**ACTIVITY:**
From the entries, copy out every line in which the word "Choose" is found.
(SUPPLIED RECORDS Opens)
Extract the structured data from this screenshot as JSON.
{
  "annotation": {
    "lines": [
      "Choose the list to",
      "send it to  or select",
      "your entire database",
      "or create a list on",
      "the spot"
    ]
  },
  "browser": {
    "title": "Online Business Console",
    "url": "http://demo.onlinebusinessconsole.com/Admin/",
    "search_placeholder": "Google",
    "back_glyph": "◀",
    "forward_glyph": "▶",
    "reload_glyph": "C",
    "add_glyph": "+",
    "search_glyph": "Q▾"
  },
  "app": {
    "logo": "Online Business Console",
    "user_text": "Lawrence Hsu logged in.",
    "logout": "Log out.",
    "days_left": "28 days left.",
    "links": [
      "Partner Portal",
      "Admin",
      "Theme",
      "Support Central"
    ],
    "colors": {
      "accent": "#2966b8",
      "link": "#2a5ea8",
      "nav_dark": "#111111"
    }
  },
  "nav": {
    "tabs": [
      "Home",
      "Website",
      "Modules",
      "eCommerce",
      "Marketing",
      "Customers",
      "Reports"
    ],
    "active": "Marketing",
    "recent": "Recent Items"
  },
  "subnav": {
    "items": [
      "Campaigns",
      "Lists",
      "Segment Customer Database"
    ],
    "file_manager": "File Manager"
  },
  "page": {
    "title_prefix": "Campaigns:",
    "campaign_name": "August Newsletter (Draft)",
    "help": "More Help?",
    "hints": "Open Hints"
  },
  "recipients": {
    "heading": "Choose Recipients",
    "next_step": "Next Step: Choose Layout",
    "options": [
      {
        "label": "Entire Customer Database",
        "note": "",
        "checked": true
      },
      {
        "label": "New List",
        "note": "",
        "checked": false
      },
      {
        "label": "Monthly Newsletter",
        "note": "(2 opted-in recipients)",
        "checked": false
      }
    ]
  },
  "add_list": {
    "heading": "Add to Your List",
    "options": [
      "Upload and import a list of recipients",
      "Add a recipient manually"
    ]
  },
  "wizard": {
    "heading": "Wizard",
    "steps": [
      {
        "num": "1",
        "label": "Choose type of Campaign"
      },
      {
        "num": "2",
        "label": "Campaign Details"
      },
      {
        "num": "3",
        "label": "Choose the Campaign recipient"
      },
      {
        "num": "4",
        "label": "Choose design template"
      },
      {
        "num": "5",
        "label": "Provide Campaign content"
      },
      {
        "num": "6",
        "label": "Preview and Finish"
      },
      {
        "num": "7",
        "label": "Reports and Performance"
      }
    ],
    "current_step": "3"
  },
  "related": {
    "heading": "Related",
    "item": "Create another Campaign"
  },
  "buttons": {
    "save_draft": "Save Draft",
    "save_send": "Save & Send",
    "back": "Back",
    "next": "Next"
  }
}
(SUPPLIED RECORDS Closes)
**TASK SOLUTION:**
      "Choose the list to",
    "heading": "Choose Recipients",
    "next_step": "Next Step: Choose Layout",
        "label": "Choose type of Campaign"
        "label": "Choose the Campaign recipient"
        "label": "Choose design template"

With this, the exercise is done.